Teachers can incorporate multiple languages in order to help promote understanding. Check whether your textbooks offer resources in other languages. This may help students who have limited English proficiency.
When possible, provide definitions for vocabulary terms in both English and the students' dominant language. Or perhaps provide access to electronic devices that translate or otherwise help provide access to English for these students.
And finally, illustrate concepts using multiple media or representations. For example, in my math class, I may write an equation on the board, then explain it in words, and also reference the graph of the equation.
The third and final guideline for the implementation of principle I in UDL asks us to provide options for comprehension. Instruction ultimately aims to lead students to comprehension and understanding. Because students have a wide variety of learning styles and preferences and because not all students learn at the same rate, we need to be sure to take into account scaffolding and supports that are necessary in order to support learning by all learners.
Here are some specific ways that you can address guideline three. First, supply or reference background knowledge for students. Link new information to previous knowledge and students' personal experiences. Or pre-teach concepts through the use of demonstrations, models, and advance organizers.

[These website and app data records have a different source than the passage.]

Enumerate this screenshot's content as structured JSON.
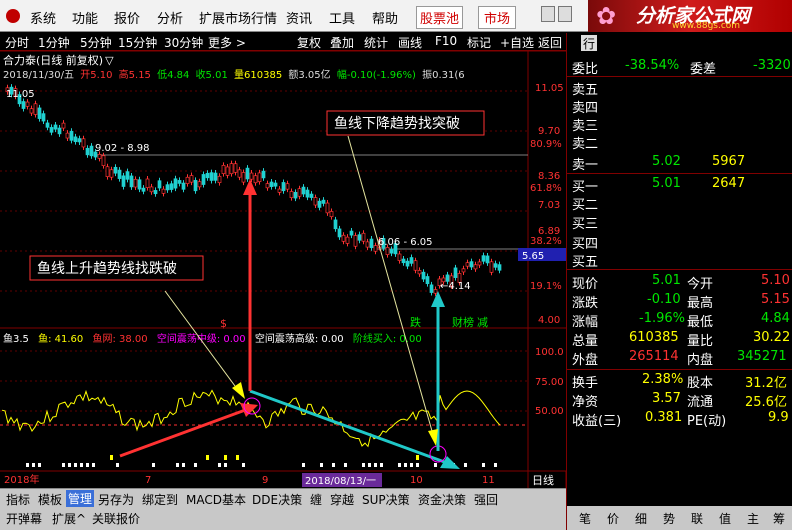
{
  "menu": {
    "system": "系统",
    "function": "功能",
    "quote": "报价",
    "analysis": "分析",
    "ext_market": "扩展市场行情",
    "news": "资讯",
    "tools": "工具",
    "help": "帮助",
    "stock_pool": "股票池",
    "market": "市场"
  },
  "logo": {
    "title": "分析家公式网",
    "url": "www.88gs.com"
  },
  "toolbar": {
    "p_fs": "分时",
    "p_1m": "1分钟",
    "p_5m": "5分钟",
    "p_15m": "15分钟",
    "p_30m": "30分钟",
    "more": "更多 >",
    "fq": "复权",
    "overlay": "叠加",
    "stats": "统计",
    "draw": "画线",
    "f10": "F10",
    "mark": "标记",
    "self": "+自选",
    "back": "返回",
    "row": "行"
  },
  "header": {
    "name": "合力泰(日线 前复权)",
    "icon": "▽",
    "date": "2018/11/30/五",
    "open": "开5.10",
    "high": "高5.15",
    "low": "低4.84",
    "close": "收5.01",
    "vol": "量610385",
    "amt": "额3.05亿",
    "chg": "幅-0.10(-1.96%)",
    "turn": "振0.31(6"
  },
  "price_axis": [
    "11.05",
    "9.70",
    "8.36",
    "7.03",
    "6.89",
    "5.65",
    "4.00"
  ],
  "pct_axis": [
    "80.9%",
    "61.8%",
    "38.2%",
    "19.1%"
  ],
  "price_tag": "5.65",
  "labels": {
    "top_price": "11.05",
    "r1": "9.02 - 8.98",
    "r2": "6.06 - 6.05",
    "low": "4.14",
    "ann_top": "鱼线下降趋势找突破",
    "ann_left": "鱼线上升趋势线找跌破",
    "sig_s": "$",
    "sig_die": "跌",
    "sig_cai": "财榜",
    "sig_jian": "减"
  },
  "ind": {
    "name": "鱼3.5",
    "yu": "鱼: 41.60",
    "yuwang": "鱼网: 38.00",
    "zhong": "空间震荡中级: 0.00",
    "gao": "空间震荡高级: 0.00",
    "buy": "阶线买入: 0.00",
    "ax100": "100.0",
    "ax75": "75.00",
    "ax50": "50.00"
  },
  "xaxis": {
    "y2018": "2018年",
    "m7": "7",
    "m9": "9",
    "cursor_date": "2018/08/13/一",
    "m10": "10",
    "m11": "11",
    "period": "日线"
  },
  "chart_data": {
    "type": "candlestick",
    "title": "合力泰(日线 前复权)",
    "last": {
      "date": "2018/11/30",
      "open": 5.1,
      "high": 5.15,
      "low": 4.84,
      "close": 5.01
    },
    "marked_high": 11.05,
    "marked_low": 4.14,
    "levels": [
      9.02,
      8.98,
      6.06,
      6.05
    ]
  },
  "quote": {
    "wb": {
      "l": "委比",
      "v": "-38.54%",
      "l2": "委差",
      "v2": "-3320"
    },
    "sell": [
      "卖五",
      "卖四",
      "卖三",
      "卖二",
      "卖一"
    ],
    "sell1": {
      "p": "5.02",
      "v": "5967"
    },
    "buy": [
      "买一",
      "买二",
      "买三",
      "买四",
      "买五"
    ],
    "buy1": {
      "p": "5.01",
      "v": "2647"
    },
    "rows": [
      {
        "l": "现价",
        "v": "5.01",
        "l2": "今开",
        "v2": "5.10"
      },
      {
        "l": "涨跌",
        "v": "-0.10",
        "l2": "最高",
        "v2": "5.15"
      },
      {
        "l": "涨幅",
        "v": "-1.96%",
        "l2": "最低",
        "v2": "4.84"
      },
      {
        "l": "总量",
        "v": "610385",
        "l2": "量比",
        "v2": "30.22"
      },
      {
        "l": "外盘",
        "v": "265114",
        "l2": "内盘",
        "v2": "345271"
      },
      {
        "l": "换手",
        "v": "2.38%",
        "l2": "股本",
        "v2": "31.2亿"
      },
      {
        "l": "净资",
        "v": "3.57",
        "l2": "流通",
        "v2": "25.6亿"
      },
      {
        "l": "收益(三)",
        "v": "0.381",
        "l2": "PE(动)",
        "v2": "9.9"
      }
    ],
    "tabs": [
      "笔",
      "价",
      "细",
      "势",
      "联",
      "值",
      "主",
      "筹"
    ]
  },
  "bottom": {
    "row1": [
      "指标",
      "模板",
      "管理",
      "另存为",
      "绑定到",
      "MACD基本",
      "DDE决策",
      "缠",
      "穿越",
      "SUP决策",
      "资金决策",
      "强回"
    ],
    "row2": [
      "开弹幕",
      "扩展^",
      "关联报价"
    ]
  }
}
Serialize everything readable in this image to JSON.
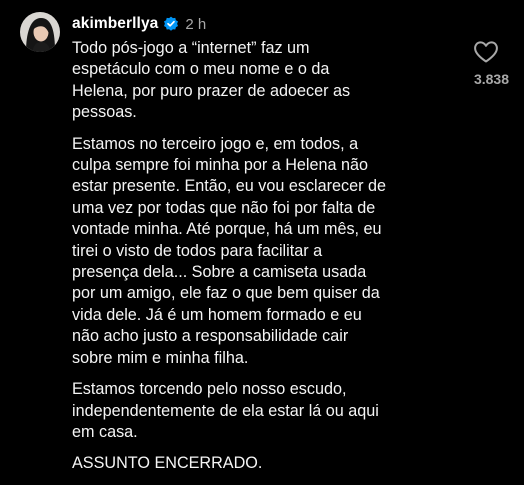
{
  "comment": {
    "username": "akimberllya",
    "verified": true,
    "time": "2 h",
    "paragraphs": [
      "Todo pós-jogo a “internet” faz um\nespetáculo com o meu nome e o da\nHelena, por puro prazer de adoecer as\npessoas.",
      "Estamos no terceiro jogo e, em todos, a\nculpa sempre foi minha por a Helena não\nestar presente. Então, eu vou esclarecer de\numa vez por todas que não foi por falta de\nvontade minha. Até porque, há um mês, eu\ntirei o visto de todos para facilitar a\npresença dela... Sobre a camiseta usada\npor um amigo, ele faz o que bem quiser da\nvida dele. Já é um homem formado e eu\nnão acho justo a responsabilidade cair\nsobre mim e minha filha.",
      "Estamos torcendo pelo nosso escudo,\nindependentemente de ela estar lá ou aqui\nem casa.",
      "ASSUNTO ENCERRADO."
    ],
    "like_count": "3.838",
    "like_icon": "heart-outline-icon",
    "verified_icon": "verified-badge-icon"
  },
  "colors": {
    "background": "#000000",
    "text": "#f5f5f5",
    "muted": "#a8a8a8",
    "verified_blue": "#0095f6"
  }
}
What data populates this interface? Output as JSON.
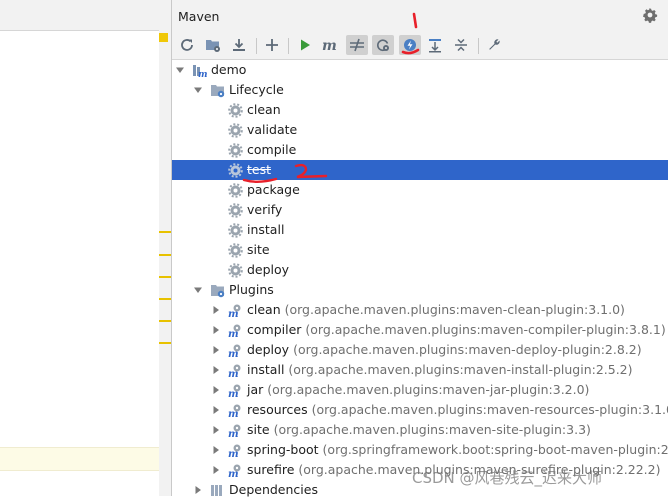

As you present new material, be sure to point out the big ideas, the relationships among concepts, the critical features that students should be able to identify, and patterns that are present. Students may also find it helpful if you use examples and non examples as you're teaching new concepts.
Guide students' information processing through visualization and manipulation of new information, perhaps by providing prompts as necessary as students work through a step-by-step process, by chunking information into more manageable pieces, by progressively releasing bits of information as you feel students already, and by removing any unnecessary distractions, including extraneous information in the lesson.
Finally, encourage students to generalize and to transfer knowledge. This can be done through the use of organizers, reminders, checklists, mnemonic strategies and devices, and scaffolding that helps students to build on prior knowledge and to embed new concepts in familiar contexts.
In this tutorial, we addressed principle I of Universal Design for Learning, provide multiple means of representation. We took a close look at three guidelines for the implementation of principle I, providing options for perception, providing options for language, mathematical expressions and symbols, and providing options for comprehension.
Within our discussion of each of these guidelines, you learned some helpful tips for implementing principle I of UDL as you plan your curriculum and instruction.
Now it's time for you to stop and reflect. Do you have access to technology that might help provide options for perception in your classroom? Can you find ways to implement options for language and comprehension as you plan your instruction?
For more information on how to apply what you learned in this video, please view the Additional Resources section that accompanies this video presentation. The Additional Resources section includes hyperlinks useful for applications of the course material, including a brief description of each resource. Thank you for joining me today. Have a great day.
(00:00 - 00:29) Introduction
(00:30 - 01:36) Guideline 1
(01:37 - 03:15) Guideline 2
(03:16 - 04:59) Guideline 3
(05:00 - 05:29) Review
(05:30 - 06:05) Stop and Reflect
Universal Design for Learning: theory and practice
This site provides free access to the complete e-text offered by CAST. The text provides the reader with a comprehensive understanding of the theory behind UDL and the practical application in the classroom.
Universal Design for Learning – Representation
This entry on teacher Jason Carroll's blog provides a clear look at one of the UDL principles for learning, using multiple means of representation. Carroll breaks down the process into three easy steps: before, during and after instruction providing a quick how to for any classroom.